And, apparently, it’s going around: my father’s cousin and the de facto family historian posted on Facebook that June 29th marked two family wedding anniversaries (including hers), two birthdays (including her second grandchild’s 21st) and the date of a dear uncle’s passing (just 30 minutes before the aforementioned grandkid’s arrival).
“After a decade of study, nostalgia isn’t what it used to be — it’s looking a lot better,” reported the New York Times.
From anti-regret platitudes to Don Henley’s summertime hit, we’re taught or told to always face forward and seize the day. Did you know that nostalgia was even considered a disorder for a long while after the term was coined in the 17th century? (A Swiss physician sought to connect soldiers’ mental and physical ailments to their wistful wishes to return home — in Greek, nostos for home plus algos for pain).
Nostalgia does have that tugging-at-the-heartstrings component. It’s seemingly unavoidable for me. In the last month, I’ve rediscovered a 25-year-old typed motivational letter from my high school football coach that alternated between scripture and Shakespeare, heard my brother’s best friend growing up tearfully eulogize his father, basked in the afterglow of my 2-year-old giving me a hug and saying “thank you, Da-Da” after I told her I loved her during our family’s favorite beach walk in North Carolina and revisited the beautiful campus chapel where my wife and I got married.
In many ways, nostalgia can seem almost unfair though. Even the good memories are tinged with sadness because we realize we can’t go back. But, according to multiple studies, the positive effects of nostalgia abound — to the nth degree!?! — from counteracting loneliness, boredom and anxiety and literally making people feel warmer to even providing existential and evolutionary advantages.

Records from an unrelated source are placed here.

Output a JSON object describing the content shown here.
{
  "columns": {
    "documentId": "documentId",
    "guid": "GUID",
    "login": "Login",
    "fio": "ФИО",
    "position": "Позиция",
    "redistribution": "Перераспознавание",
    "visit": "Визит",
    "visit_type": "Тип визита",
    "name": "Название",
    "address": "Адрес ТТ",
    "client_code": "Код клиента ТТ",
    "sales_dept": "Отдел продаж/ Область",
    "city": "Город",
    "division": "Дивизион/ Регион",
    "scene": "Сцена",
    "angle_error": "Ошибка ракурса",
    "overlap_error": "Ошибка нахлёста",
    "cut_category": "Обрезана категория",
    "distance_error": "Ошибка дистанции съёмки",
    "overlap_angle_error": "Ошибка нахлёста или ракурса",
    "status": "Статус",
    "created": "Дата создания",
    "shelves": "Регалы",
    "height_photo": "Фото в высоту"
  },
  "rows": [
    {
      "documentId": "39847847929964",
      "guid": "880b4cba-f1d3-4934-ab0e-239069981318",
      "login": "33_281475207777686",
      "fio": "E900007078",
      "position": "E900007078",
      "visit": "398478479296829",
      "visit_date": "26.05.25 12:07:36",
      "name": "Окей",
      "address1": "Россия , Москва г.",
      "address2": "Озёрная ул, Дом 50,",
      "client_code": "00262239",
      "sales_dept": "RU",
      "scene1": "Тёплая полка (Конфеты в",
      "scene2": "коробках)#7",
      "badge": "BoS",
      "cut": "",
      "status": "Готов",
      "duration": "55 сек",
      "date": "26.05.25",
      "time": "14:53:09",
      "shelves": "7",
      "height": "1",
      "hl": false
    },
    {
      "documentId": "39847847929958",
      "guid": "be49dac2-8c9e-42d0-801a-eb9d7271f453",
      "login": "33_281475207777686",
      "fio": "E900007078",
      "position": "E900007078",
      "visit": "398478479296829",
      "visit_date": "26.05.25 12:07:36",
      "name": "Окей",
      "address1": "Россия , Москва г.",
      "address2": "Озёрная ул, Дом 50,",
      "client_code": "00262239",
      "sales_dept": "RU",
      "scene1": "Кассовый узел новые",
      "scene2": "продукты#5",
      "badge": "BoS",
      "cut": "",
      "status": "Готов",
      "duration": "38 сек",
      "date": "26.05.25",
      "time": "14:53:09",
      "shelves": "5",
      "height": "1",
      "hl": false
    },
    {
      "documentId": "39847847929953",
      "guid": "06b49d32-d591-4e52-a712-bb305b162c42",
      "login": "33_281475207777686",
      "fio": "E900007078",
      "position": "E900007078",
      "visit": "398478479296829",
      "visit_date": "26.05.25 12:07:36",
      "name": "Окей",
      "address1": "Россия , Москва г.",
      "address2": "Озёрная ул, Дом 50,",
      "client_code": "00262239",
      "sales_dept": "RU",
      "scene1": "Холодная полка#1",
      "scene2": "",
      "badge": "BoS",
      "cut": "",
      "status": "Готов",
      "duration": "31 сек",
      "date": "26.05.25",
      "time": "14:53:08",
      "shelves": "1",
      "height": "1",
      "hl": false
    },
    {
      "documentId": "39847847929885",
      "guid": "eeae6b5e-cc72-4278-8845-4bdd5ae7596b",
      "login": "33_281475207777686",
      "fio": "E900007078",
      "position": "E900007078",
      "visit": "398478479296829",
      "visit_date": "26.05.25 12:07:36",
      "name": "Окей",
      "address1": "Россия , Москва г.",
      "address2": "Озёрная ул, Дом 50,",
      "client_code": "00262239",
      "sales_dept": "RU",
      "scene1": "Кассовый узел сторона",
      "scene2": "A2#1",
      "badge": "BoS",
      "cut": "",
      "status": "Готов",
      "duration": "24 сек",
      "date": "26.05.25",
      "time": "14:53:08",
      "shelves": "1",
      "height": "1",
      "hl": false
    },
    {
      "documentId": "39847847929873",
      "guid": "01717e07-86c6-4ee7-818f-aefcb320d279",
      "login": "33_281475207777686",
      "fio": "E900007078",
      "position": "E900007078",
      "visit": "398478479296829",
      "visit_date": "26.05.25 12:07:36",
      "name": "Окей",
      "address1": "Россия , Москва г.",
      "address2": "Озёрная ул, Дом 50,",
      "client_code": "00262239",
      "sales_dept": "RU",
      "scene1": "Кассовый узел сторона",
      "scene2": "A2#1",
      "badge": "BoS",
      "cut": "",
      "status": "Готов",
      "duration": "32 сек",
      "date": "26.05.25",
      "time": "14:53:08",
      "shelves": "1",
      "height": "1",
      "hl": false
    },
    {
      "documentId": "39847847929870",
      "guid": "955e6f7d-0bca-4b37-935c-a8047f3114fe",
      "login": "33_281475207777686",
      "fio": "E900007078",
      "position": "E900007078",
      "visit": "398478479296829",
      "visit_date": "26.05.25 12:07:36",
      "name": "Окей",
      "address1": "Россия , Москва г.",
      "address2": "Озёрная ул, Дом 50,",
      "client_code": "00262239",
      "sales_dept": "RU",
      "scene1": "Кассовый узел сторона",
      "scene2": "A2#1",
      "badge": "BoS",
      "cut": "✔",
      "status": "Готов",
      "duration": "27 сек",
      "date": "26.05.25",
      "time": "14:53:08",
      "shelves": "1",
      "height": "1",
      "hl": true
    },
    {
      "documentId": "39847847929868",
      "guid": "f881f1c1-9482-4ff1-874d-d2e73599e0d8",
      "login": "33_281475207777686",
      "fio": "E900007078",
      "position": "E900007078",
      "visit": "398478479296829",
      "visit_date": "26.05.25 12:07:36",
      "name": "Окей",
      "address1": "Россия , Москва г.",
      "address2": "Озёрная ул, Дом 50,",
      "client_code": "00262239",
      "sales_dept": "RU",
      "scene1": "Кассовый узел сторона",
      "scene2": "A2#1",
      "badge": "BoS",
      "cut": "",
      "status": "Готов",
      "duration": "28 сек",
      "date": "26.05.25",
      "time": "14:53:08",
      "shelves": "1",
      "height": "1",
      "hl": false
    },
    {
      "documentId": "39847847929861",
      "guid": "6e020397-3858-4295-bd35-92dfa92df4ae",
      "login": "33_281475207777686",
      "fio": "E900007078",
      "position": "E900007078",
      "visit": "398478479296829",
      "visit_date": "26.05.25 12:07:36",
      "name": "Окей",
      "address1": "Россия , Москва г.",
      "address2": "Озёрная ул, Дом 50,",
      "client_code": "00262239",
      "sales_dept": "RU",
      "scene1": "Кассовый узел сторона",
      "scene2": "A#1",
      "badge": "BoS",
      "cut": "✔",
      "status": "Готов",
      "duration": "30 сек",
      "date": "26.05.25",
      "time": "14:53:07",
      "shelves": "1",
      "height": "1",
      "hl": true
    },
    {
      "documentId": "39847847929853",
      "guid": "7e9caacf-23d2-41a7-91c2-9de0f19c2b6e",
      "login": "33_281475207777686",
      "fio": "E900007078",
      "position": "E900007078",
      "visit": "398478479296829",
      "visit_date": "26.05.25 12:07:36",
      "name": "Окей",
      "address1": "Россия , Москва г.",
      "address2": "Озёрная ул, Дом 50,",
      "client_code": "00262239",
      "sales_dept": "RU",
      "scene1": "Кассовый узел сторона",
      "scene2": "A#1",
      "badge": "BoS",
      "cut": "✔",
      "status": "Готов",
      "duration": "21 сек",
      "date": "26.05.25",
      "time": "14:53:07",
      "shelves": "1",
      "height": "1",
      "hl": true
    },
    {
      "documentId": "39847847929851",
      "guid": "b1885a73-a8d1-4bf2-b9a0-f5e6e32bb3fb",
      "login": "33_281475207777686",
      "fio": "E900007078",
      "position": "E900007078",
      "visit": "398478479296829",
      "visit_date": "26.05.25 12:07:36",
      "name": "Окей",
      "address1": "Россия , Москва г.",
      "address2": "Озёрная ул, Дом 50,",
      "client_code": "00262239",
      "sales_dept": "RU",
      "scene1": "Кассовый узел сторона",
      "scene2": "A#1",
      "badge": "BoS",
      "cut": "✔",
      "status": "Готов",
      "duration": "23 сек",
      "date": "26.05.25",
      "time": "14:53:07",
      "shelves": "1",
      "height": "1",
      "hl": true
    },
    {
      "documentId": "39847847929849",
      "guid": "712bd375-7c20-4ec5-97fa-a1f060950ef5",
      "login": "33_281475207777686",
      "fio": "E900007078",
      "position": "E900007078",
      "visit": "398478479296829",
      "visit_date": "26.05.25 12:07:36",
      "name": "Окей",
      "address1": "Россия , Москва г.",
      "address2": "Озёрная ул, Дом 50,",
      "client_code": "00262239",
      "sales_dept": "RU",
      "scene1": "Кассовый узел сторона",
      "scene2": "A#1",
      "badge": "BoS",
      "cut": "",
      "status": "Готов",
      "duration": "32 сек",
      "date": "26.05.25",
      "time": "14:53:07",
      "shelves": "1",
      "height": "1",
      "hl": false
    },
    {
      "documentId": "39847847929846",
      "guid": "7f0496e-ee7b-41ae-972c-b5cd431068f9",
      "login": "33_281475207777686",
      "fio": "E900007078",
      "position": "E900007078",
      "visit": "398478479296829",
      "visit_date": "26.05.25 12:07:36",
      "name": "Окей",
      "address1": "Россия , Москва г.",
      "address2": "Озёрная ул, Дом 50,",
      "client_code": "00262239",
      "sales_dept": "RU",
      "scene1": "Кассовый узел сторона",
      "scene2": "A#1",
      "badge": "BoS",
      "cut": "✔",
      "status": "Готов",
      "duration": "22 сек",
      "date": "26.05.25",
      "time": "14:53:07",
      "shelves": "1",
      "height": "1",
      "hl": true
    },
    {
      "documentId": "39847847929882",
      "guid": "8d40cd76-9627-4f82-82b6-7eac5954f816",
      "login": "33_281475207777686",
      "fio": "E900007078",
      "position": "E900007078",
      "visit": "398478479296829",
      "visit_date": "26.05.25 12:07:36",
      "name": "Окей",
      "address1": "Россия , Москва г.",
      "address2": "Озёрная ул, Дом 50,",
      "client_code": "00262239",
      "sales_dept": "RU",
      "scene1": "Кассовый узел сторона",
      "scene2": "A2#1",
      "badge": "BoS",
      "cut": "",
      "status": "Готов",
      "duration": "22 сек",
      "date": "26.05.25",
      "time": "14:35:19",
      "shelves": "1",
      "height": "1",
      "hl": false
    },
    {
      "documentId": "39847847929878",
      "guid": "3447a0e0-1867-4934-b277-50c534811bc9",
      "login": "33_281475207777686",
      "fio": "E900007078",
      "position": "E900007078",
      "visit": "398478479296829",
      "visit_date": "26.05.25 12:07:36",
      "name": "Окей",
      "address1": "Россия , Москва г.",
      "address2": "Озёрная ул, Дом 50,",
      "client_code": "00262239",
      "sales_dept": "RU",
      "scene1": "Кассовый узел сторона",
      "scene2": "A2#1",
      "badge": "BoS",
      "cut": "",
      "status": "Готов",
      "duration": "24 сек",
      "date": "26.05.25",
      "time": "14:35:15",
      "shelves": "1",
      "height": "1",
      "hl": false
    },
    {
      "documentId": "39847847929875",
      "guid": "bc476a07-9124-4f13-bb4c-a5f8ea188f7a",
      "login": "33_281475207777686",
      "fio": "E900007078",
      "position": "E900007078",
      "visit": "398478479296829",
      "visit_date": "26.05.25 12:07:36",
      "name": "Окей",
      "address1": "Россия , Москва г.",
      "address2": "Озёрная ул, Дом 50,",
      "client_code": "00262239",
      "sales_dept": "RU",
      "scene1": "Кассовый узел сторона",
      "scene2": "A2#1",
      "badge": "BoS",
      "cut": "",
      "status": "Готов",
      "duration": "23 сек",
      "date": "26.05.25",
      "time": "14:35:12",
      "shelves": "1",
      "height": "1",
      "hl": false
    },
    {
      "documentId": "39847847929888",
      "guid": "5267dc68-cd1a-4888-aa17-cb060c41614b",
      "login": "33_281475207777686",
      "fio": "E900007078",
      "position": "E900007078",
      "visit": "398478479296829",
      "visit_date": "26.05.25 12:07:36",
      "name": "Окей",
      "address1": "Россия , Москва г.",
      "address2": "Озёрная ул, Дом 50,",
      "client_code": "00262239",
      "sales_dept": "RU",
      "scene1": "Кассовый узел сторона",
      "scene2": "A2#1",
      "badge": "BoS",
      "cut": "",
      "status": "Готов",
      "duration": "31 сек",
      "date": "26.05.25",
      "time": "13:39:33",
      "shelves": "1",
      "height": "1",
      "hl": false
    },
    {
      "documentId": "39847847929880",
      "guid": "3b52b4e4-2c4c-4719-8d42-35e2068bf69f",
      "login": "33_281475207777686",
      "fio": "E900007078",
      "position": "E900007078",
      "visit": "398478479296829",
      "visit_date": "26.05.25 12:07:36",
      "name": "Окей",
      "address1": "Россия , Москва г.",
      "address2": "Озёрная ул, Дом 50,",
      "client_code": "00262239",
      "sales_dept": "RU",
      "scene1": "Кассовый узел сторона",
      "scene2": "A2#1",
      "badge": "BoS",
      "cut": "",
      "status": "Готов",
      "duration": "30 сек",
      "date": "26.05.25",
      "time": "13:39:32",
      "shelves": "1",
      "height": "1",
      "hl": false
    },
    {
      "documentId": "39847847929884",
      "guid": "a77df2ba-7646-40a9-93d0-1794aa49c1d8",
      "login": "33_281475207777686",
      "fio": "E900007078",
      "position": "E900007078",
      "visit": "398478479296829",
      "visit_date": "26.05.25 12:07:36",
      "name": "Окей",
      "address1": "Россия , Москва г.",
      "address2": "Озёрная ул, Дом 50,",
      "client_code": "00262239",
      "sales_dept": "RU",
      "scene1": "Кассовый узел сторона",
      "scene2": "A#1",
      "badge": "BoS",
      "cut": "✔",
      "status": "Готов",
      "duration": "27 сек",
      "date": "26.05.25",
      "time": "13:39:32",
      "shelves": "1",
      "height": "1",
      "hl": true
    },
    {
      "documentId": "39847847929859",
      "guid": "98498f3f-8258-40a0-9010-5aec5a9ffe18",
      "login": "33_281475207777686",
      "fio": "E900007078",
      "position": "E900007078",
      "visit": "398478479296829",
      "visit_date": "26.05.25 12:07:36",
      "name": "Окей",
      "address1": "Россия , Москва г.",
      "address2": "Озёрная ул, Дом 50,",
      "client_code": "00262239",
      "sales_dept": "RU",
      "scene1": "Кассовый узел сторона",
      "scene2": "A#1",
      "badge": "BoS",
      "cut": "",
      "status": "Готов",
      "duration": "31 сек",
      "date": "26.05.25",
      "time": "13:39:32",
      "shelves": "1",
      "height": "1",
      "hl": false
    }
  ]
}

“Experience it as a prized possession,” Dr. Constantine Sedikides at the University of Southampton told the Times. “When Humphrey Bogart says, ‘We’ll always have Paris,’ that’s nostalgia for you. We have it, and nobody can take it away from us. It’s our diamond.”